The last issue is with a device HSM requirement. I understand this requirement for solutions that are installed in merchant environments. Password management and protection is complex and many merchants would have a very difficult time creating, securing, and managing this password ecosystem – HSMs are much easier to standardize. But currently, I don’t see an exception for anyone, including a merchant using a system provided by a Level 1 Service Provider. This means the Level 1 Service Provider would be required to incorporate an HSM in any tokenization solution where POI devices are used. Is PCI saying that a PCI-compliant and assessed data center, while secure enough for handling card data, is not secure enough to handle passwords?
A quick note that I believe to be a minor miscalculation in the requirements for “odds of guessing” (the same miscalculation is in the irreversible document as well, but since I all but skipped writing about that document, I’ll mention it here):
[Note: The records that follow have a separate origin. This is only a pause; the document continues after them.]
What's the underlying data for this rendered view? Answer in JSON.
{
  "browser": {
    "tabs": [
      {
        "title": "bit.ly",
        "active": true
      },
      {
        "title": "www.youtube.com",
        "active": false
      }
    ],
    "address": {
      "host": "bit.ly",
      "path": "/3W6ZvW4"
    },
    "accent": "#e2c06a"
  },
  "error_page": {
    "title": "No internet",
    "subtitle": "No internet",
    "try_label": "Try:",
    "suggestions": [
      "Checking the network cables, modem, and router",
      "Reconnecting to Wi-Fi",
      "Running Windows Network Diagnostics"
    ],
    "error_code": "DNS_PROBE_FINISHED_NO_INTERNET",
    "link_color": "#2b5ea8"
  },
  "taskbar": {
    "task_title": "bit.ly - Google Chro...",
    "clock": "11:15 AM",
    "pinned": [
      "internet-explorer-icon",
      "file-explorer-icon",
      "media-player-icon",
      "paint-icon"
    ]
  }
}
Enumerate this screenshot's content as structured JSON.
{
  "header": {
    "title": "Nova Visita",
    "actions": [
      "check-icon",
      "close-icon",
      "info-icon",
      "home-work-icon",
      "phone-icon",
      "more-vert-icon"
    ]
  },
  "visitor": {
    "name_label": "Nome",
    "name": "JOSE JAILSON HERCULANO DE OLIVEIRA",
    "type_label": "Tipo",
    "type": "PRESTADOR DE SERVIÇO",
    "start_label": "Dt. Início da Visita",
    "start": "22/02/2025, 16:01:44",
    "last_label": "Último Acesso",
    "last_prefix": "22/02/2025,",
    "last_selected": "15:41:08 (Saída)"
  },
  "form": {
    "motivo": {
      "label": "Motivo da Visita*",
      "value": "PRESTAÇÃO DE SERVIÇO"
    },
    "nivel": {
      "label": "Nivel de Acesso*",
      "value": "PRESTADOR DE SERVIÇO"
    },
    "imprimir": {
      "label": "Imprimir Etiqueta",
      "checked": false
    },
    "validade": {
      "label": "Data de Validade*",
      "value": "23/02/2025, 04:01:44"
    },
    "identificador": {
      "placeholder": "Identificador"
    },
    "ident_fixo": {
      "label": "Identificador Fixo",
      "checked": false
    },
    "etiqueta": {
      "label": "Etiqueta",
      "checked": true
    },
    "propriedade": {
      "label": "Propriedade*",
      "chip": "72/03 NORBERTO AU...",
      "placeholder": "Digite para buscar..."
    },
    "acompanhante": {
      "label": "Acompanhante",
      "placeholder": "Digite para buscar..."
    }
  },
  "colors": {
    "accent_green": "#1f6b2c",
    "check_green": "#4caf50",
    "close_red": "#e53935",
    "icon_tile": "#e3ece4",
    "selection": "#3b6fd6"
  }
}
Requirement 1B: The probability of guessing a token to PAN relationship must be less than 1 in 106. (The token must not give any advantage to an attacker trying to guess the corresponding PAN.)
I believe this should be 105, not 106. This number comes from the chance of guessing a truncated or masked PAN. Under truncation rules, the first 6 digits are allowed + the last 4 digits. For a sixteen digit PAN, that means 6 bytes are masked or truncated — 106. BUT, what is forgotten here is that the last four digits includes a luhn-mod-10 check digit and this checksum eliminates one of the factors, thus 105. In addition, all this assumes a sixteen digit PAN — American Express uses fifteen digit PANs.
Payment Card Industry (PCI) Tokenization Standard: Implementation Requirements, version ?.? (?? pages)
This document was not provided and may not exist as of yet. The introduction sections of the prior standards documents all refer to this document so I know it will be coming. When it comes I’m sure I’ll have some thoughts for you to read – so watch out for part 5 of this series!
I’m sure I’ll have other suggestions as I reread these documents and as they change over time. I’m going to keep saying this until I am blue in the face: TOKENIZATION IS NOT ENCRYPTION. PCI has a P2PE standard in the works, just like the tokenization standard. The two should be separate and stay separate! Until next time…